A few weeks ago there was a report that the Mets were shopping Jose Reyes. I could sorta see trading him making sense if the Mets were really intent on blowing it all up and starting over, but most people met that report with skepticism.
Probably deserved skepticism, as Andy Martino reports today that Reyes is more likely than not to begin the 2011 season in the orange white and blue (and occasionally black). But Martino says that the team is openly discussing it in a “never say never” kind of way. “It’s not blasphemy,” he says, even if a trade is unlikely.
Last March Buster Olney took a lot of crap for his report about the Cardinals having “internal discussion” about an Albert Pujols-for-Ryan Howard trade. That was a bit nuts, but I think the issue people had with that was one of tone and the way ESPN subsequently hyped it, not that it was inaccurate reporting. Teams have these kinds of conversations all the time. It should actually make fans feel better that their front office is considering all possibilities, even the unlikely ones.
If I was a Mets fan, I’d want my team to be receptive and prepared in the event they got an offer for Reyes rather than have them predetermined not to trade him. Same goes for Pujols or any other star.

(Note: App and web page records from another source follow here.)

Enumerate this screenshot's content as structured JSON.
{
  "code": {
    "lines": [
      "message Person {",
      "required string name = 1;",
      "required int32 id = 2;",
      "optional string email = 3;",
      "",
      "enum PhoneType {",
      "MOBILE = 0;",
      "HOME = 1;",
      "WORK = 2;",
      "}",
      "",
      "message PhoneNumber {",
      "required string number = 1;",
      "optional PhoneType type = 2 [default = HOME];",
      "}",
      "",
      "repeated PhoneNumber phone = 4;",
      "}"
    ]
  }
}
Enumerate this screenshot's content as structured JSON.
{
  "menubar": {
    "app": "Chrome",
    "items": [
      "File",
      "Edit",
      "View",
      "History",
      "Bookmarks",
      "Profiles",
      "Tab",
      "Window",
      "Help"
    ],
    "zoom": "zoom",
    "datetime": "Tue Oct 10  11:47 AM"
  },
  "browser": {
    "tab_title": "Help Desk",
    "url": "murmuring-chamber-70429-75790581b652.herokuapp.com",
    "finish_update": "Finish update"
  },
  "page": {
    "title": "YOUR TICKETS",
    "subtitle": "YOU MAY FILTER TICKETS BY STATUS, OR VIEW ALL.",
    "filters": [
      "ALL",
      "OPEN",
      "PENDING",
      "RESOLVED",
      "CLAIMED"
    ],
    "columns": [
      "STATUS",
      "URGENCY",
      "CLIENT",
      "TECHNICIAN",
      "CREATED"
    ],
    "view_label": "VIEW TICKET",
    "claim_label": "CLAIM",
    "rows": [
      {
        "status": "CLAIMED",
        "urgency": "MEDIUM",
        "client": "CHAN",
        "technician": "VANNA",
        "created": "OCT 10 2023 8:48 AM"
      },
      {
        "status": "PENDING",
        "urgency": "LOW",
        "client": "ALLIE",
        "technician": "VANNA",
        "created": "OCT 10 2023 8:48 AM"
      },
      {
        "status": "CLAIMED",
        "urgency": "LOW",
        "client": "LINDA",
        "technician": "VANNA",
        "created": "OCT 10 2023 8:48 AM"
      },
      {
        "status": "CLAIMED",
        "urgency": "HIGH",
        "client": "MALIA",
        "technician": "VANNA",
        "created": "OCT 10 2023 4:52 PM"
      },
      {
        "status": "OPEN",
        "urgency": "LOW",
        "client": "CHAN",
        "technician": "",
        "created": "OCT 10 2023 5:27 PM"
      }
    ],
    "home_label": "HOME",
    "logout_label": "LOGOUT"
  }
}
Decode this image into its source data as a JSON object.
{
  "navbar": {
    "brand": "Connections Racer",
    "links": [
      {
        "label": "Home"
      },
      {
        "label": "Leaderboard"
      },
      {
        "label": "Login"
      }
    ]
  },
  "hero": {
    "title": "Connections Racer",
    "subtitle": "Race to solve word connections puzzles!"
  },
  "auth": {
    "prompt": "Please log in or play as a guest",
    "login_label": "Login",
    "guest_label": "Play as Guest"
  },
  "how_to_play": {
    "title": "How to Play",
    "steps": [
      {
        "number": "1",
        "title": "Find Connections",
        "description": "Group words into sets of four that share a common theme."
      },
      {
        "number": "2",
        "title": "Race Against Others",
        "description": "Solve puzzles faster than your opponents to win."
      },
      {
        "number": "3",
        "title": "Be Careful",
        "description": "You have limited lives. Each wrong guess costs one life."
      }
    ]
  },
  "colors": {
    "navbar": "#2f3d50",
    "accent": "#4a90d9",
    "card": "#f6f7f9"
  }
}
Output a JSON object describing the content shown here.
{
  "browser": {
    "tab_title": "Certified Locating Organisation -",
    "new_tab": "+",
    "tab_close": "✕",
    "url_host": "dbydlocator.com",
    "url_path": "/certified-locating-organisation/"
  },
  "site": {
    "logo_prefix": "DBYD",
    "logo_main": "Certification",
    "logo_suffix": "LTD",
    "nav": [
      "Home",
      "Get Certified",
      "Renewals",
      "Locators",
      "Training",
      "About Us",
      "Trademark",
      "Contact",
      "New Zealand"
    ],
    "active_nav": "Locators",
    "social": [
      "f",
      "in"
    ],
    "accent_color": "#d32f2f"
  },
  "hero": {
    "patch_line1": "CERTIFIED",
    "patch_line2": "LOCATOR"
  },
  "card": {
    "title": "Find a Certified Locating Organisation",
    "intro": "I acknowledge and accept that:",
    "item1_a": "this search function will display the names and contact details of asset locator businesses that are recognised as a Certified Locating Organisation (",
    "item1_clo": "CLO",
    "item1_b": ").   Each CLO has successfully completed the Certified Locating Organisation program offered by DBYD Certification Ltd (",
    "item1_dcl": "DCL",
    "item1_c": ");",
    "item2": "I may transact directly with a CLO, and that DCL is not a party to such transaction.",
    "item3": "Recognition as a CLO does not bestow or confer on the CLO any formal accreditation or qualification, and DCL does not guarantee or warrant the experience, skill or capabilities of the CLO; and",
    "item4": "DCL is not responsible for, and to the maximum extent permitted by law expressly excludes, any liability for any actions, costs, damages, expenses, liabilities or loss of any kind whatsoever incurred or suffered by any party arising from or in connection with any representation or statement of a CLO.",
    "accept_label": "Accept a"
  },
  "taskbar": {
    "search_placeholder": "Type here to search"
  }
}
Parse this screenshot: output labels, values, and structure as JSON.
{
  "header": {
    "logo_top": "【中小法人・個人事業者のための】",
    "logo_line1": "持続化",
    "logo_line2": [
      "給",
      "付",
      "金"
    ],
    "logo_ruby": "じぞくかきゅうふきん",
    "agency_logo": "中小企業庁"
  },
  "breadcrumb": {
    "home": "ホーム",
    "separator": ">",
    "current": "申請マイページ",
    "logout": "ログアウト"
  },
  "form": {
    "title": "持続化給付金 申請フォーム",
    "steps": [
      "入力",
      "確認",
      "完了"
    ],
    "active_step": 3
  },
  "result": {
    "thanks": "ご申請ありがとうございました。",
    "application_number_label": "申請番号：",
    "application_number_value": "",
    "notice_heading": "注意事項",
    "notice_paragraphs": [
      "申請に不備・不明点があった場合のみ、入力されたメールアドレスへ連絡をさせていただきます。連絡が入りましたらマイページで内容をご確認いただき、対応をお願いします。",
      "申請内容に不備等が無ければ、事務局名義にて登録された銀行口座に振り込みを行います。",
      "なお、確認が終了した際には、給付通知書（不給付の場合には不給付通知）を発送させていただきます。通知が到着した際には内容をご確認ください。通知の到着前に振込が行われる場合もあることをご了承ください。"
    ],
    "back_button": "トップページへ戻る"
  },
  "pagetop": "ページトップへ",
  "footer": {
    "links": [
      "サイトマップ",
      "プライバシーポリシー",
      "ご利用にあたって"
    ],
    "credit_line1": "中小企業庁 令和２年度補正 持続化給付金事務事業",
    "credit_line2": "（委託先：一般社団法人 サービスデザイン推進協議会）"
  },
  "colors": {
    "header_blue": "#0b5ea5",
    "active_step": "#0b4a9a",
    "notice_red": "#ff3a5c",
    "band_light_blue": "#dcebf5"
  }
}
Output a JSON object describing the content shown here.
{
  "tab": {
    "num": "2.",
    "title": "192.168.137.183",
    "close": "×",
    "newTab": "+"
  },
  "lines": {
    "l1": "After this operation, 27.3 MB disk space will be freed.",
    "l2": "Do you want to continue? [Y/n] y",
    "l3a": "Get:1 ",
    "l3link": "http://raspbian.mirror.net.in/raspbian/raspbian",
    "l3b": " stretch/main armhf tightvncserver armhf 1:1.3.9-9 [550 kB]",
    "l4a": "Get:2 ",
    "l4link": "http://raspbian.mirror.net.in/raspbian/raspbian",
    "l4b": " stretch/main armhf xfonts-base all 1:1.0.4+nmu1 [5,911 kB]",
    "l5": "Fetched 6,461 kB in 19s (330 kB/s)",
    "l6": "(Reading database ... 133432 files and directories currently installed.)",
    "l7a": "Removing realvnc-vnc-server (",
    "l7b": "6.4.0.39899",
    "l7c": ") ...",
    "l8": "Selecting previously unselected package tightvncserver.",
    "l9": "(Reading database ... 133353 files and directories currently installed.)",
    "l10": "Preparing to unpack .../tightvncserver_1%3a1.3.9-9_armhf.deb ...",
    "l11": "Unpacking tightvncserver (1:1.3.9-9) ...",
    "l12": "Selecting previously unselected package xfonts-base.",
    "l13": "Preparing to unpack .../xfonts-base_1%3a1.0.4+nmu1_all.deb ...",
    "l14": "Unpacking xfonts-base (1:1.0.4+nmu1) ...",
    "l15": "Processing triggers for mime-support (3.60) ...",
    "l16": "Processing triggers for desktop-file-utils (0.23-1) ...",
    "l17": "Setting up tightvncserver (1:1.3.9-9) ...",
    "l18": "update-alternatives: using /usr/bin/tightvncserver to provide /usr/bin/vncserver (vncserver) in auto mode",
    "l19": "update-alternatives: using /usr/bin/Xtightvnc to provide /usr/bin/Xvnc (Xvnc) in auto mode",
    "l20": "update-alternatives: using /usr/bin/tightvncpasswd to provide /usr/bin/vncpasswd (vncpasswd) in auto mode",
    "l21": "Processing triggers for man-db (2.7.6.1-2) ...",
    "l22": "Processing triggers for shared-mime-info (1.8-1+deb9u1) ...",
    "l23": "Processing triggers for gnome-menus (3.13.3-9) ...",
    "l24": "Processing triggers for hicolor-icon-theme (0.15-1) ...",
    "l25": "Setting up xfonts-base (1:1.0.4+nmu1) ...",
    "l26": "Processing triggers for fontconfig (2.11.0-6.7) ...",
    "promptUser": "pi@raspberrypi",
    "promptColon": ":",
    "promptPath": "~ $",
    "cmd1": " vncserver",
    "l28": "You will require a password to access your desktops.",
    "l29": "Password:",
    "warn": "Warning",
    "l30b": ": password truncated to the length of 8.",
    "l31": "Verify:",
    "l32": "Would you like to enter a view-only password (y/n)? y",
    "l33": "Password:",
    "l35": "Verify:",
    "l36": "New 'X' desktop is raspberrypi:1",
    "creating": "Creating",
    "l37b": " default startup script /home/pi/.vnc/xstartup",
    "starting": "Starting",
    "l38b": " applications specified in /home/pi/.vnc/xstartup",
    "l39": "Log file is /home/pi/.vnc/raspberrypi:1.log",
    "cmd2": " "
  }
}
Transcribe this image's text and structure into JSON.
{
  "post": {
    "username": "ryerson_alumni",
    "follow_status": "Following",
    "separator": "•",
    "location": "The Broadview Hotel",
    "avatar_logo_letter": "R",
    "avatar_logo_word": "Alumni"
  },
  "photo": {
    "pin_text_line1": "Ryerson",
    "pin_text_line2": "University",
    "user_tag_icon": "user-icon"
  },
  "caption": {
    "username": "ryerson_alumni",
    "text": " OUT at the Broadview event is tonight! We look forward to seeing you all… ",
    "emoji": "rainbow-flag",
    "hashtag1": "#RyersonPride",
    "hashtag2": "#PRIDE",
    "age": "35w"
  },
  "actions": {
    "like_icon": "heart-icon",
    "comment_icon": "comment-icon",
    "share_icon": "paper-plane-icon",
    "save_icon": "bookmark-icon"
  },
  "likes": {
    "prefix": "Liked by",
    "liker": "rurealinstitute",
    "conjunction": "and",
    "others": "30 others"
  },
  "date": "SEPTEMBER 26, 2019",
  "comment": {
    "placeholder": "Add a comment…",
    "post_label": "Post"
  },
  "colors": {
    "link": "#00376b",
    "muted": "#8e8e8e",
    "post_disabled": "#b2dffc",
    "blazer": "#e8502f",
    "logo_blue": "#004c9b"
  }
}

Nationals’ outfielder Adam Eaton was carried off the field after stumbling over first base on Friday night. In the ninth inning of the Nationals’ 7-5 loss to the Mets, Eaton appeared to catch his ankle on the bag as he ran out an infield single, suffering a leg injury on the fall. He was unable to put pressure on his left leg after the play and required assistance by two of the Nationals’ athletic trainers as he exited the field.
Eaton is scheduled to undergo an MRI on Saturday, but Nationals’ manager Dusty Baker told reporters that it “doesn’t look too good.” It’s the first significant leg injury the outfielder has sustained since 2014, when he went on the 15-day disabled list with a hamstring strain. He’ll likely be replaced by Michael Taylor in center field for the next couple of games, though that could be a temporary fix as the Nationals seek a better solution during Eaton’s recovery process.
It’s been just over a week since Giants’ left-hander Madison Bumgarner got a serious scare after a nasty dirt bike accident. He escaped with bruised ribs and a Grade 2 strain of his left shoulder AC joint, but there was some speculation that the injuries would cause a significant, if not permanent, setback in the southpaw’s career. Thankfully, things aren’t looking quite so bleak today. Not only will Bumgarner not require surgery, but he could return as soon as the week following the All-Star break, the Giants said Friday.
Of course, that timeline is wholly dependent on how smoothly the recovery process goes, so nothing is set in stone yet. NBC Sports Bay Area’s Alex Pavlovic estimates 2-3 months of rest and rehab, including “two months before he can get back on the mound and then another three to four weeks of throwing and rehab starts before he’s big league-ready.” It’s a long and laborious schedule, but still looks much better than any surgical alternative.
Prior to the accident, Bumgarner was working on a solid start to the 2017 season. He maintained a 3.00 ERA, 1.3 BB/9 and 9.3 SO/9 through 27 innings with the club, though his average 1.75 runs of support per start fed into an 0-3 record.